The days of Genesis 1 (which Schaeffer claims in his Genesis in Time and Space, are unimportant) underscore the external objective reality of the cosmos and our experience of it and within it.
God speaks and rationally related events follow that are congruent with the propositional word. Each event, and the events as a set are separate from God, but also real.
We can experience the reality as it is mediated in the 'days' -- the space-time -- of our normal experience of life in the objective world. The days of action overlap with our days of experience of the results of the communicative action by God and place our experience in the same domain as which God is active in creating.

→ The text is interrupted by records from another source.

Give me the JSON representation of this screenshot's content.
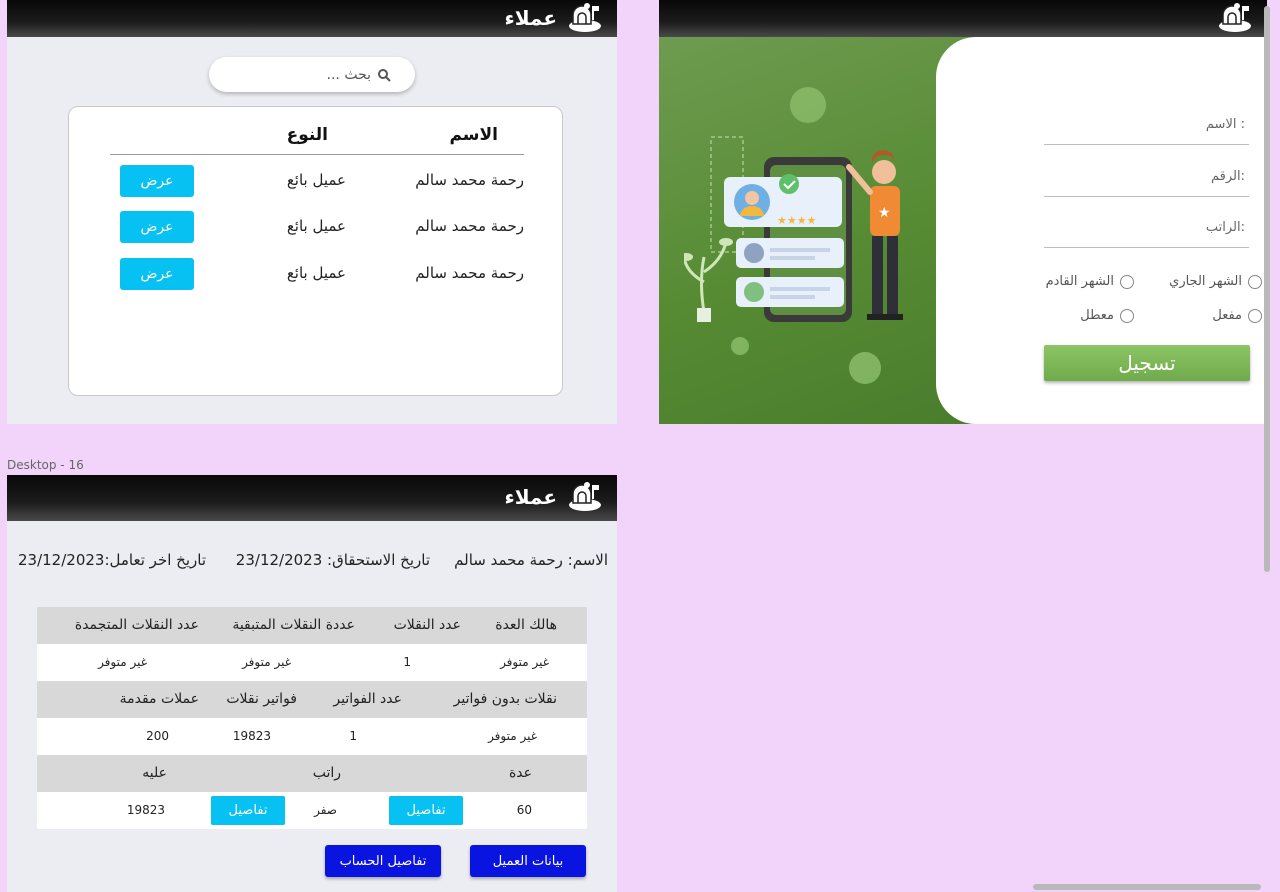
{
  "app": {
    "brand_title": "عملاء",
    "brand_logo_icon": "mailbox-icon"
  },
  "customers_list": {
    "search_placeholder": "بحث ...",
    "headers": {
      "name": "الاسم",
      "type": "النوع"
    },
    "rows": [
      {
        "name": "رحمة محمد سالم",
        "type": "عميل بائع",
        "action": "عرض"
      },
      {
        "name": "رحمة محمد سالم",
        "type": "عميل بائع",
        "action": "عرض"
      },
      {
        "name": "رحمة محمد سالم",
        "type": "عميل بائع",
        "action": "عرض"
      }
    ]
  },
  "register_form": {
    "fields": {
      "name": "الاسم :",
      "number": "الرقم:",
      "salary": "الراتب:"
    },
    "period": {
      "current": "الشهر الجاري",
      "next": "الشهر القادم"
    },
    "status": {
      "active": "مفعل",
      "disabled": "معطل"
    },
    "submit": "تسجيل",
    "illustration_icon": "phone-reviews-illustration"
  },
  "frame_label": "Desktop - 16",
  "customer_details": {
    "name": "الاسم: رحمة محمد سالم",
    "due_date": "تاريخ الاستحقاق:  23/12/2023",
    "last_transaction": "تاريخ اخر تعامل:23/12/2023",
    "rows": {
      "h1": [
        "هالك العدة",
        "عدد النقلات",
        "عددة النقلات المتبقية",
        "عدد النقلات المتجمدة"
      ],
      "v1": [
        "غير متوفر",
        "1",
        "غير متوفر",
        "غير متوفر"
      ],
      "h2": [
        "نقلات بدون فواتير",
        "عدد الفواتير",
        "فواتير نقلات",
        "عملات مقدمة"
      ],
      "v2": [
        "غير متوفر",
        "1",
        "19823",
        "200"
      ],
      "h3": [
        "عدة",
        "راتب",
        "عليه"
      ],
      "v3": [
        "60",
        "صفر",
        "19823"
      ],
      "details_label": "تفاصيل"
    },
    "buttons": {
      "customer_data": "بيانات العميل",
      "account_details": "تفاصيل الحساب"
    }
  },
  "colors": {
    "accent": "#08c1f3",
    "green": "#6fab4a",
    "blue": "#0a14e0",
    "background": "#f2d4fb"
  }
}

Yet our experience is also subjectively but genuinely substantiated as we are real persons with objective existence in the objective created world separate from God: it is a world in which we can really know real things and represent them in meaningful propositions (created by word on God's part, understood by word on our part: this provides the basis for empirical inquiry of the created world).
We are linked to the external world and its objectivity by God's communication to us of 'imageness' which gives us genuine 'mannishness', to use Schaeffer's term, and real experience of the real external world. The link is grounded by the days of genesian action that place it objectively in the same days our history is denominated by, and separate it from God, while showing God is active, present and communicative in that domain by which his domain overlaps our domain he thus created by his word.